• _Problem description_: When you restate the entries that follow, keep every word exactly and drop the pictures.

• _Data to process_:
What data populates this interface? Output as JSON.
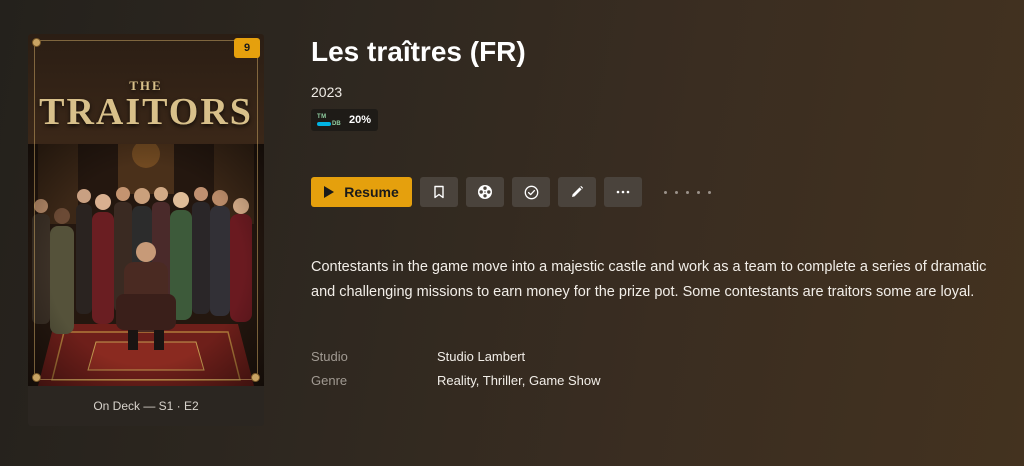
{
  "poster": {
    "title_small": "THE",
    "title_big": "TRAITORS",
    "unwatched_count": "9",
    "on_deck": "On Deck — S1 · E2"
  },
  "show": {
    "title": "Les traîtres (FR)",
    "year": "2023",
    "rating": {
      "source_icon": "tmdb-icon",
      "logo_top": "TM",
      "logo_bottom": "DB",
      "value": "20%"
    },
    "summary": "Contestants in the game move into a majestic castle and work as a team to complete a series of dramatic and challenging missions to earn money for the prize pot. Some contestants are traitors some are loyal.",
    "metadata": [
      {
        "label": "Studio",
        "value": "Studio Lambert"
      },
      {
        "label": "Genre",
        "value": "Reality, Thriller, Game Show"
      }
    ]
  },
  "actions": {
    "resume_label": "Resume",
    "icons": [
      "bookmark-icon",
      "film-reel-icon",
      "checkmark-icon",
      "pencil-icon",
      "more-icon"
    ]
  },
  "colors": {
    "accent": "#e5a00d",
    "button_bg": "#4a433c",
    "background_start": "#24211c",
    "background_end": "#43321f"
  }
}
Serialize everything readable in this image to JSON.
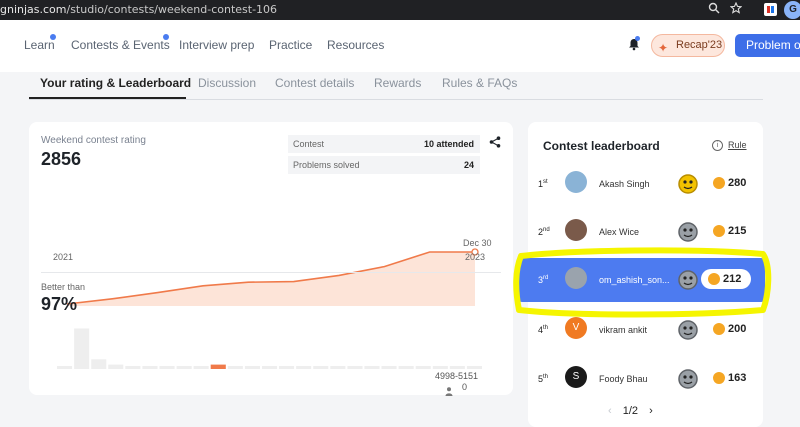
{
  "browser": {
    "url_host": "gninjas.com",
    "url_path": "/studio/contests/weekend-contest-106",
    "zoom_icon": "zoom-icon",
    "star_icon": "star-icon",
    "ext_profile_letter": "G"
  },
  "topnav": {
    "items": [
      {
        "label": "Learn",
        "dot": true
      },
      {
        "label": "Contests & Events",
        "dot": true
      },
      {
        "label": "Interview prep",
        "dot": false
      },
      {
        "label": "Practice",
        "dot": false
      },
      {
        "label": "Resources",
        "dot": false
      }
    ],
    "recap_label": "Recap'23",
    "problem_button": "Problem of"
  },
  "tabs": [
    {
      "label": "Your rating & Leaderboard",
      "active": true
    },
    {
      "label": "Discussion",
      "active": false
    },
    {
      "label": "Contest details",
      "active": false
    },
    {
      "label": "Rewards",
      "active": false
    },
    {
      "label": "Rules & FAQs",
      "active": false
    }
  ],
  "rating": {
    "label": "Weekend contest rating",
    "value": "2856",
    "stats": [
      {
        "key": "Contest",
        "value": "10 attended"
      },
      {
        "key": "Problems solved",
        "value": "24"
      }
    ],
    "chart_start_label": "2021",
    "chart_end_label": "2023",
    "chart_hover_label": "Dec 30",
    "trend": [
      0.0,
      0.1,
      0.22,
      0.35,
      0.42,
      0.43,
      0.55,
      0.72,
      1.0,
      1.0
    ]
  },
  "percentile": {
    "label": "Better than",
    "value": "97%",
    "range_label": "4998-5151",
    "count": "0",
    "histogram": [
      0.05,
      0.92,
      0.22,
      0.1,
      0.05,
      0.05,
      0.05,
      0.05,
      0.05,
      0.1,
      0.05,
      0.05,
      0.05,
      0.05,
      0.05,
      0.05,
      0.05,
      0.05,
      0.05,
      0.05,
      0.05,
      0.05,
      0.05,
      0.05,
      0.05
    ],
    "highlight_index": 9
  },
  "leaderboard": {
    "title": "Contest leaderboard",
    "rule_label": "Rule",
    "rows": [
      {
        "rank": "1",
        "suffix": "st",
        "name": "Akash Singh",
        "score": "280",
        "avatar_color": "#8ab3d6",
        "avatar_letter": "",
        "badge": "gold",
        "highlight": false
      },
      {
        "rank": "2",
        "suffix": "nd",
        "name": "Alex Wice",
        "score": "215",
        "avatar_color": "#7a5a4a",
        "avatar_letter": "",
        "badge": "silver",
        "highlight": false
      },
      {
        "rank": "3",
        "suffix": "rd",
        "name": "om_ashish_son...",
        "score": "212",
        "avatar_color": "#9aa3ad",
        "avatar_letter": "",
        "badge": "silver",
        "highlight": true
      },
      {
        "rank": "4",
        "suffix": "th",
        "name": "vikram ankit",
        "score": "200",
        "avatar_color": "#f07a22",
        "avatar_letter": "V",
        "badge": "silver",
        "highlight": false
      },
      {
        "rank": "5",
        "suffix": "th",
        "name": "Foody Bhau",
        "score": "163",
        "avatar_color": "#1a1a1a",
        "avatar_letter": "S",
        "badge": "silver",
        "highlight": false
      }
    ],
    "page_label": "1/2"
  },
  "colors": {
    "accent": "#4d7bf0",
    "chart_line": "#f07a4a",
    "chart_fill": "#fde4d8",
    "highlight_marker": "#f5f500"
  }
}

• _Reply_:
What data populates this interface? Output as JSON.
{
  "poster": {
    "title_small": "THE",
    "title_big": "TRAITORS",
    "unwatched_count": "9",
    "on_deck": "On Deck — S1 · E2"
  },
  "show": {
    "title": "Les traîtres (FR)",
    "year": "2023",
    "rating": {
      "source_icon": "tmdb-icon",
      "logo_top": "TM",
      "logo_bottom": "DB",
      "value": "20%"
    },
    "summary": "Contestants in the game move into a majestic castle and work as a team to complete a series of dramatic and challenging missions to earn money for the prize pot. Some contestants are traitors some are loyal.",
    "metadata": [
      {
        "label": "Studio",
        "value": "Studio Lambert"
      },
      {
        "label": "Genre",
        "value": "Reality, Thriller, Game Show"
      }
    ]
  },
  "actions": {
    "resume_label": "Resume",
    "icons": [
      "bookmark-icon",
      "film-reel-icon",
      "checkmark-icon",
      "pencil-icon",
      "more-icon"
    ]
  },
  "colors": {
    "accent": "#e5a00d",
    "button_bg": "#4a433c",
    "background_start": "#24211c",
    "background_end": "#43321f"
  }
}
Serialize everything readable in this image to JSON.
{
  "browser": {
    "url_host": "gninjas.com",
    "url_path": "/studio/contests/weekend-contest-106",
    "zoom_icon": "zoom-icon",
    "star_icon": "star-icon",
    "ext_profile_letter": "G"
  },
  "topnav": {
    "items": [
      {
        "label": "Learn",
        "dot": true
      },
      {
        "label": "Contests & Events",
        "dot": true
      },
      {
        "label": "Interview prep",
        "dot": false
      },
      {
        "label": "Practice",
        "dot": false
      },
      {
        "label": "Resources",
        "dot": false
      }
    ],
    "recap_label": "Recap'23",
    "problem_button": "Problem of"
  },
  "tabs": [
    {
      "label": "Your rating & Leaderboard",
      "active": true
    },
    {
      "label": "Discussion",
      "active": false
    },
    {
      "label": "Contest details",
      "active": false
    },
    {
      "label": "Rewards",
      "active": false
    },
    {
      "label": "Rules & FAQs",
      "active": false
    }
  ],
  "rating": {
    "label": "Weekend contest rating",
    "value": "2856",
    "stats": [
      {
        "key": "Contest",
        "value": "10 attended"
      },
      {
        "key": "Problems solved",
        "value": "24"
      }
    ],
    "chart_start_label": "2021",
    "chart_end_label": "2023",
    "chart_hover_label": "Dec 30",
    "trend": [
      0.0,
      0.1,
      0.22,
      0.35,
      0.42,
      0.43,
      0.55,
      0.72,
      1.0,
      1.0
    ]
  },
  "percentile": {
    "label": "Better than",
    "value": "97%",
    "range_label": "4998-5151",
    "count": "0",
    "histogram": [
      0.05,
      0.92,
      0.22,
      0.1,
      0.05,
      0.05,
      0.05,
      0.05,
      0.05,
      0.1,
      0.05,
      0.05,
      0.05,
      0.05,
      0.05,
      0.05,
      0.05,
      0.05,
      0.05,
      0.05,
      0.05,
      0.05,
      0.05,
      0.05,
      0.05
    ],
    "highlight_index": 9
  },
  "leaderboard": {
    "title": "Contest leaderboard",
    "rule_label": "Rule",
    "rows": [
      {
        "rank": "1",
        "suffix": "st",
        "name": "Akash Singh",
        "score": "280",
        "avatar_color": "#8ab3d6",
        "avatar_letter": "",
        "badge": "gold",
        "highlight": false
      },
      {
        "rank": "2",
        "suffix": "nd",
        "name": "Alex Wice",
        "score": "215",
        "avatar_color": "#7a5a4a",
        "avatar_letter": "",
        "badge": "silver",
        "highlight": false
      },
      {
        "rank": "3",
        "suffix": "rd",
        "name": "om_ashish_son...",
        "score": "212",
        "avatar_color": "#9aa3ad",
        "avatar_letter": "",
        "badge": "silver",
        "highlight": true
      },
      {
        "rank": "4",
        "suffix": "th",
        "name": "vikram ankit",
        "score": "200",
        "avatar_color": "#f07a22",
        "avatar_letter": "V",
        "badge": "silver",
        "highlight": false
      },
      {
        "rank": "5",
        "suffix": "th",
        "name": "Foody Bhau",
        "score": "163",
        "avatar_color": "#1a1a1a",
        "avatar_letter": "S",
        "badge": "silver",
        "highlight": false
      }
    ],
    "page_label": "1/2"
  },
  "colors": {
    "accent": "#4d7bf0",
    "chart_line": "#f07a4a",
    "chart_fill": "#fde4d8",
    "highlight_marker": "#f5f500"
  }
}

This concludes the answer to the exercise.